#### Activity:
A single number is the answer here: the count of lines in the records below in which the word "icon" appears.

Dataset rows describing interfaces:
==*==
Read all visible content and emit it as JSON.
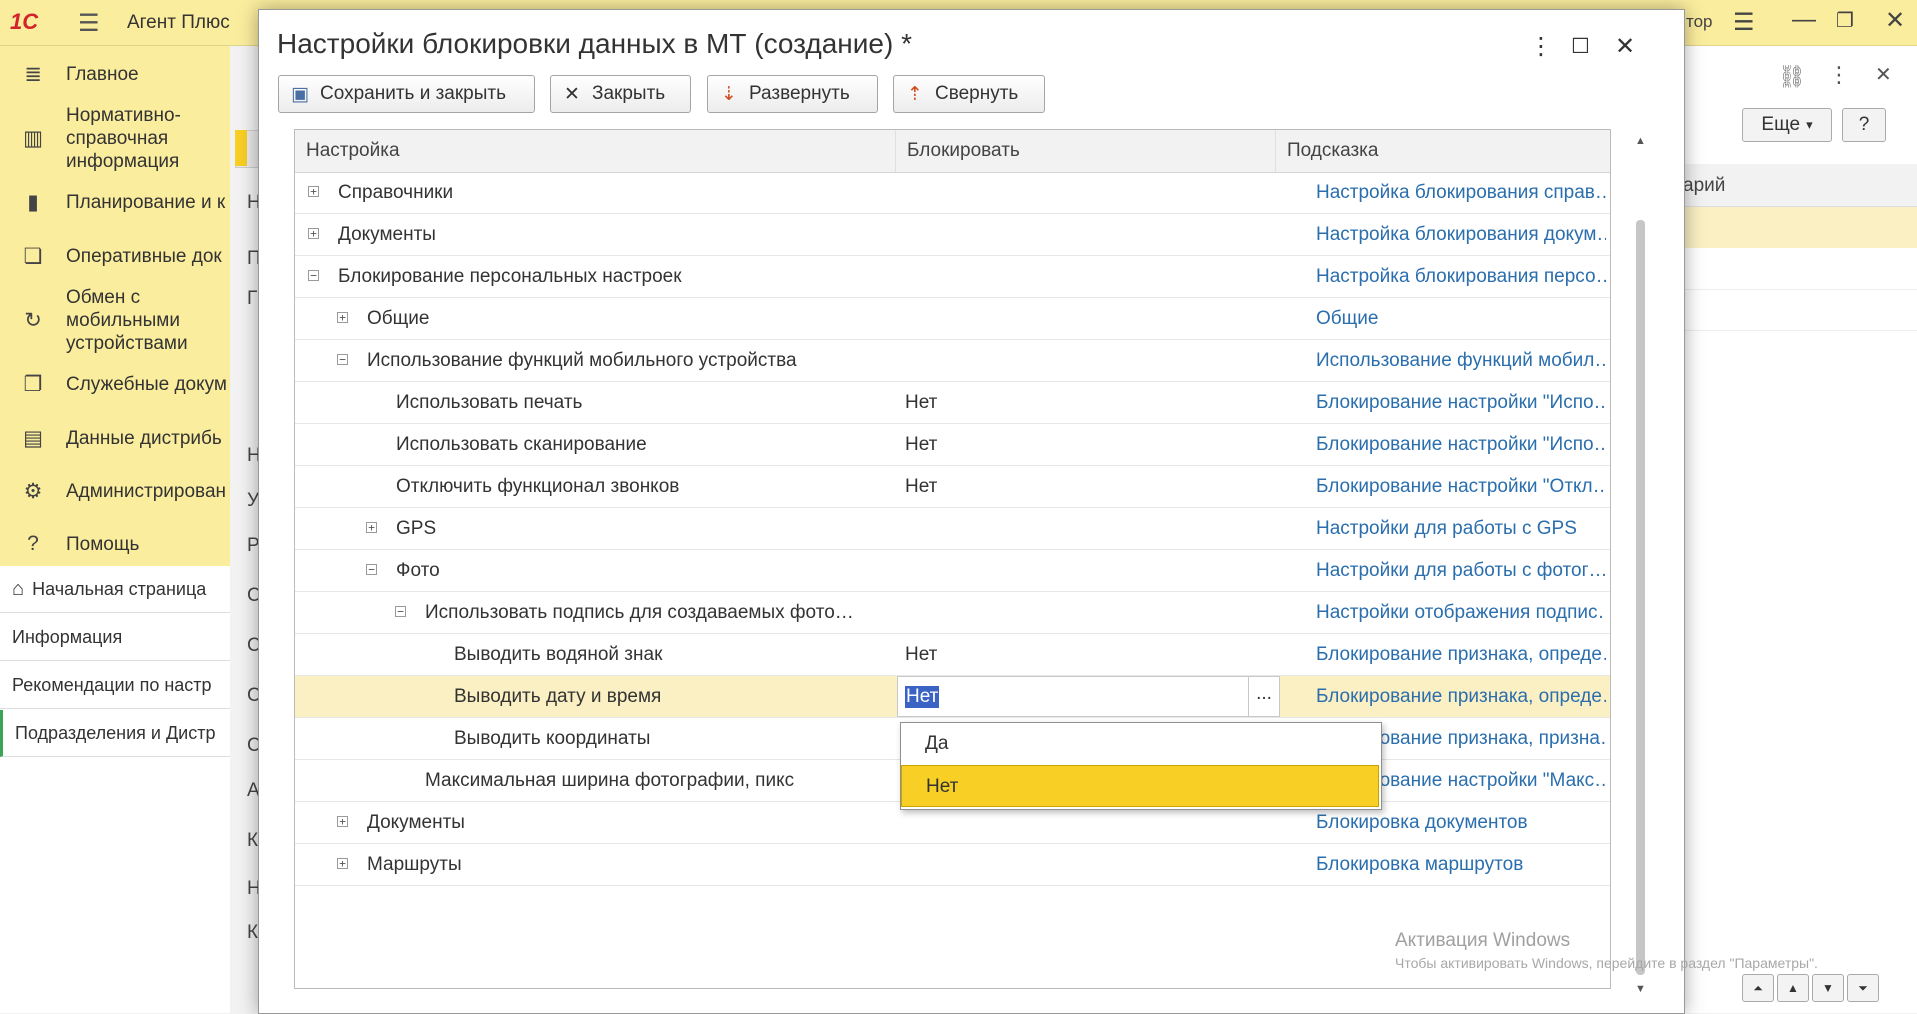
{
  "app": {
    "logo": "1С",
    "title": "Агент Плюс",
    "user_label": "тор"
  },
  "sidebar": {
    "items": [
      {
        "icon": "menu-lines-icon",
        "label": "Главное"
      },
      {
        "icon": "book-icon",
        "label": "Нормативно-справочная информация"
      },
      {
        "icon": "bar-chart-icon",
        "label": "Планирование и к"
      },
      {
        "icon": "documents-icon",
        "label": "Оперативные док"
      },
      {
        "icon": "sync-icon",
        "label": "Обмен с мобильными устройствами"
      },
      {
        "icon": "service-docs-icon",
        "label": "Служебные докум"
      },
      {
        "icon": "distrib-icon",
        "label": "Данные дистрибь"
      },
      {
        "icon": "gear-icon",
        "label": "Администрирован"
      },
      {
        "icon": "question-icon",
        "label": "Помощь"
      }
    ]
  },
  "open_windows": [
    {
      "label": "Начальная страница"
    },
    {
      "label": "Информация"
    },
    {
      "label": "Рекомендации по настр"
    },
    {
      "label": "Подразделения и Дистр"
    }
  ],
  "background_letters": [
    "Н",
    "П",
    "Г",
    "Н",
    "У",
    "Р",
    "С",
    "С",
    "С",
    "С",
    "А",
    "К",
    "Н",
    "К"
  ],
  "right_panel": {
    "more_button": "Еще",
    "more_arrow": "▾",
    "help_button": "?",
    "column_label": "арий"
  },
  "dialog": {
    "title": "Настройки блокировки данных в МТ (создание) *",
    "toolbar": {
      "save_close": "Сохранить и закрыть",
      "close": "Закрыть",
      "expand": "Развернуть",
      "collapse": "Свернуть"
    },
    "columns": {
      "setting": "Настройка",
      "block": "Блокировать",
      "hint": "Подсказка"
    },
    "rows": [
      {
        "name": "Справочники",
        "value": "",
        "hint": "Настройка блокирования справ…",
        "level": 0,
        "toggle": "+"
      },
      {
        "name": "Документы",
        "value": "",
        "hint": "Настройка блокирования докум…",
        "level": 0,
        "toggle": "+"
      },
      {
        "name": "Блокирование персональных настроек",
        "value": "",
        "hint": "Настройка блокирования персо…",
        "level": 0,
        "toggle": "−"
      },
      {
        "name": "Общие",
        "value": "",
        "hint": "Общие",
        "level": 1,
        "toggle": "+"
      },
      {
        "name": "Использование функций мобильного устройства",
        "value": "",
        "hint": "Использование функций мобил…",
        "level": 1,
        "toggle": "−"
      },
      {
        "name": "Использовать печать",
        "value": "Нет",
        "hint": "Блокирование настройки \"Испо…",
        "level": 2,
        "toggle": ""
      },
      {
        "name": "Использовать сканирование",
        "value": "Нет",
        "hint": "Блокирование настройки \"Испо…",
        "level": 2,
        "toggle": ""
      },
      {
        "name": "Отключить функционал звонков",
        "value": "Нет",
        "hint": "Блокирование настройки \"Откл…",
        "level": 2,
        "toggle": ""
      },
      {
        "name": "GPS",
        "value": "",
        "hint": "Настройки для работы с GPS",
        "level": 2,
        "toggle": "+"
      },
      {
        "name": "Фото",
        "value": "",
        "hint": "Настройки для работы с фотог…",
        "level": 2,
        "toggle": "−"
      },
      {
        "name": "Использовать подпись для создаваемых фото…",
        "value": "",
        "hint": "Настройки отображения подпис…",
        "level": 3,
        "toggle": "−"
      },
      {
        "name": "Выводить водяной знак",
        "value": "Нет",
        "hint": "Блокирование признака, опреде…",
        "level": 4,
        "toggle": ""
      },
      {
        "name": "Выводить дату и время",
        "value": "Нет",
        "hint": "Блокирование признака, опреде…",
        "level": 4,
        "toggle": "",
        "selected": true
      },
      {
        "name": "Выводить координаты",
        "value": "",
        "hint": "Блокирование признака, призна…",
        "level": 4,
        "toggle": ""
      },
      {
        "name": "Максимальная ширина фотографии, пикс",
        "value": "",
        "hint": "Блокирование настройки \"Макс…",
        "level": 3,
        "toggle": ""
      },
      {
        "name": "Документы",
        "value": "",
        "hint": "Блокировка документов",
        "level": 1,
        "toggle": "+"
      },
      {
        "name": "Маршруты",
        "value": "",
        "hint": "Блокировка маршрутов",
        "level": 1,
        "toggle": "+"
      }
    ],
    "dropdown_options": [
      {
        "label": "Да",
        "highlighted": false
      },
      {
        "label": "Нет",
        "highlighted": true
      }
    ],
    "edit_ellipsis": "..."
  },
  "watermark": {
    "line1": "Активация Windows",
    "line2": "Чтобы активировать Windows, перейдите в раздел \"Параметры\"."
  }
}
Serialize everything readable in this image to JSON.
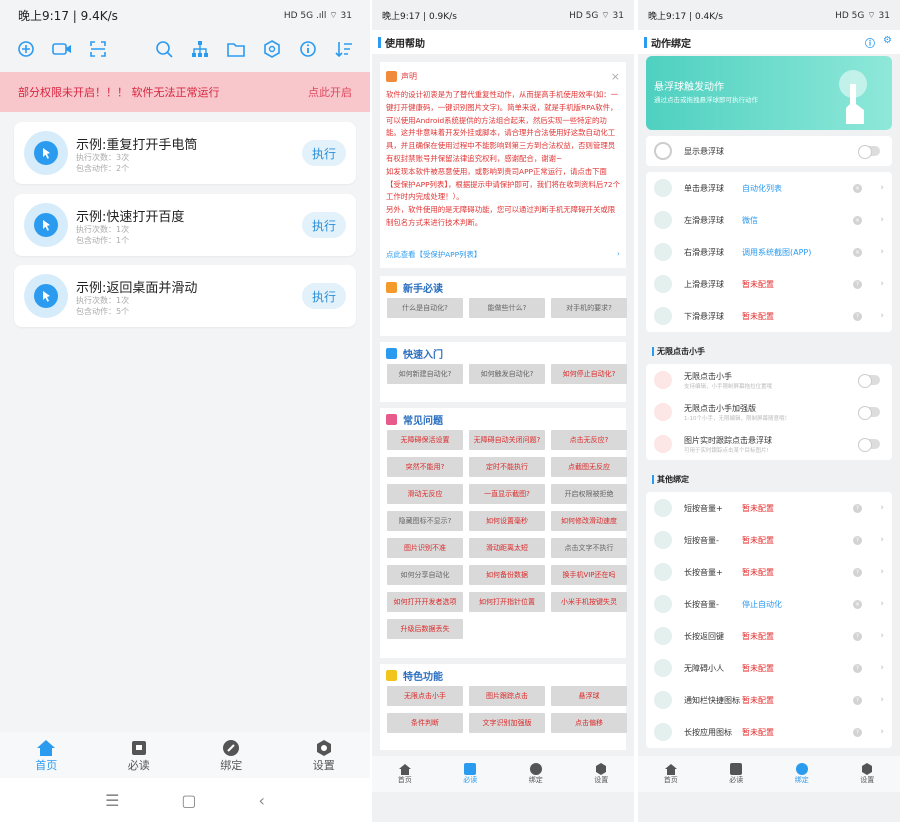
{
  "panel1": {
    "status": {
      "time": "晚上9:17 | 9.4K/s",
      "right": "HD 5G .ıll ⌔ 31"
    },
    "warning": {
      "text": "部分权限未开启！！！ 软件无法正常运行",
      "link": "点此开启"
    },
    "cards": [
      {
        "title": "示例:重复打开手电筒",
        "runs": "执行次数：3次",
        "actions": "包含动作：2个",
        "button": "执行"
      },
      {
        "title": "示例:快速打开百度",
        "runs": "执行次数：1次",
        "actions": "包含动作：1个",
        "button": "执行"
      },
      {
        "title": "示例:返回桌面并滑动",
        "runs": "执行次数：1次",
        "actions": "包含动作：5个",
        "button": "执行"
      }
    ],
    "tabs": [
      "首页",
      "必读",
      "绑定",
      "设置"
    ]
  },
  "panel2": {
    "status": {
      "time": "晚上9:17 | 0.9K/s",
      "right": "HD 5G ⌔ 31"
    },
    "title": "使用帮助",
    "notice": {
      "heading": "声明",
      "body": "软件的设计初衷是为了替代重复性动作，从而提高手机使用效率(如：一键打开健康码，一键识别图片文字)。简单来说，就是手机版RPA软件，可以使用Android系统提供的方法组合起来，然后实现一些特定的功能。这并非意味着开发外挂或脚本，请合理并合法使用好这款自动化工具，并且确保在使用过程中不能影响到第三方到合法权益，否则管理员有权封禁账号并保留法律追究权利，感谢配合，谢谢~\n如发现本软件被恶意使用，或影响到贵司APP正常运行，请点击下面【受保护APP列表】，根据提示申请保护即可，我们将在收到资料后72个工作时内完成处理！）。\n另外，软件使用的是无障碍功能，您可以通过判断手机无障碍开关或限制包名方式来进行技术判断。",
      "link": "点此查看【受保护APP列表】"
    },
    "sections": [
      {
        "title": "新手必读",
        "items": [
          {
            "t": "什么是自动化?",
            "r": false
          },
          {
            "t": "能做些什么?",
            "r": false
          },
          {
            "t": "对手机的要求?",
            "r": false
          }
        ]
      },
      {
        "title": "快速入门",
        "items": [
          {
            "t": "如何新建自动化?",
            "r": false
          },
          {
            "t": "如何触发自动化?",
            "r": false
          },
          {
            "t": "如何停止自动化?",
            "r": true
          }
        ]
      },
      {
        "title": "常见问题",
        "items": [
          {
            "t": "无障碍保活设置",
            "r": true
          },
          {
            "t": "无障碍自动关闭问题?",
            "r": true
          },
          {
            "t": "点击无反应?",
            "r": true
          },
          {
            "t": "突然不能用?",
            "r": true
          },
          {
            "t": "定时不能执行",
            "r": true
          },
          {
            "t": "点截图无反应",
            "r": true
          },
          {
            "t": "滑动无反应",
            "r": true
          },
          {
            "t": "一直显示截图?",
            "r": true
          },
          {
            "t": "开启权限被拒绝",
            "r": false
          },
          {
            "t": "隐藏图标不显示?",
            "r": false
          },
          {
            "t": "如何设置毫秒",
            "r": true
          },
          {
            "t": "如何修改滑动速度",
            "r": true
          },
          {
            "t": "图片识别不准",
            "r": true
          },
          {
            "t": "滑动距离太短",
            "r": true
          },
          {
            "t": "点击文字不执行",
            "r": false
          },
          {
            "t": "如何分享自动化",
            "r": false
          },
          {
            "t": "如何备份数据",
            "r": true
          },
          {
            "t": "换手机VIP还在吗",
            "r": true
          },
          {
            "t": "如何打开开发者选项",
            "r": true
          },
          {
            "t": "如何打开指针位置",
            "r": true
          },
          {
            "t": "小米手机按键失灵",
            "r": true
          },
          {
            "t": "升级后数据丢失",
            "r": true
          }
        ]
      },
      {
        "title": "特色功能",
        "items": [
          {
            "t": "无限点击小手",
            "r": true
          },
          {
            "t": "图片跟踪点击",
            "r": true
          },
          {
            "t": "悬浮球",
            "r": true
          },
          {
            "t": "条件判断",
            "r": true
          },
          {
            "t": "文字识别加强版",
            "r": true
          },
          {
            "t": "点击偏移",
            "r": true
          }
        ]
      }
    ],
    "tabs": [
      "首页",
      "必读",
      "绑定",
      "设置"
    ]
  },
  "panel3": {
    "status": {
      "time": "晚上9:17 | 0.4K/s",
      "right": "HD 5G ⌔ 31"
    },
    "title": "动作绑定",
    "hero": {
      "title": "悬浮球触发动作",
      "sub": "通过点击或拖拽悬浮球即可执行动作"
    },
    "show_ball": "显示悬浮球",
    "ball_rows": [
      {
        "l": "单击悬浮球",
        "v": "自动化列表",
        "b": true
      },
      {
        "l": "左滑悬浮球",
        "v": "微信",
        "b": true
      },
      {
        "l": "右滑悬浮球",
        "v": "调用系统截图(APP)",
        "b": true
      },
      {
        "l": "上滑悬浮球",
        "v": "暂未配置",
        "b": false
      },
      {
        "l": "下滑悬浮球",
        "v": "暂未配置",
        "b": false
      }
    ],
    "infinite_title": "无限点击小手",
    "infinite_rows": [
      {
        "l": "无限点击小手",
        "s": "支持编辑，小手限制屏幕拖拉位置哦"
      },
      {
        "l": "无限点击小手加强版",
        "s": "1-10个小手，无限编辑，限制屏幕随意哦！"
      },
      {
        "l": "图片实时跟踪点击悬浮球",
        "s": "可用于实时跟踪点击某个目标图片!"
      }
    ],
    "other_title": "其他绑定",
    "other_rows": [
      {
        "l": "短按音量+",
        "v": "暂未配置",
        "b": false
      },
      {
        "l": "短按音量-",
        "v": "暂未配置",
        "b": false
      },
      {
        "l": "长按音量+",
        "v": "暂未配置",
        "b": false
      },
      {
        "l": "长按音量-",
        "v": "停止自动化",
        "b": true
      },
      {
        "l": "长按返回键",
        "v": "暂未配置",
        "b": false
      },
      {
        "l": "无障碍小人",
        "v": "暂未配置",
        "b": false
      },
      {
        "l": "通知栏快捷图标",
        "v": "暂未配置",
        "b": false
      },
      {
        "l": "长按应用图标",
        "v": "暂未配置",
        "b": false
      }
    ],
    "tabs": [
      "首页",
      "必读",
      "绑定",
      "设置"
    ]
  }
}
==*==
#### Solution:
9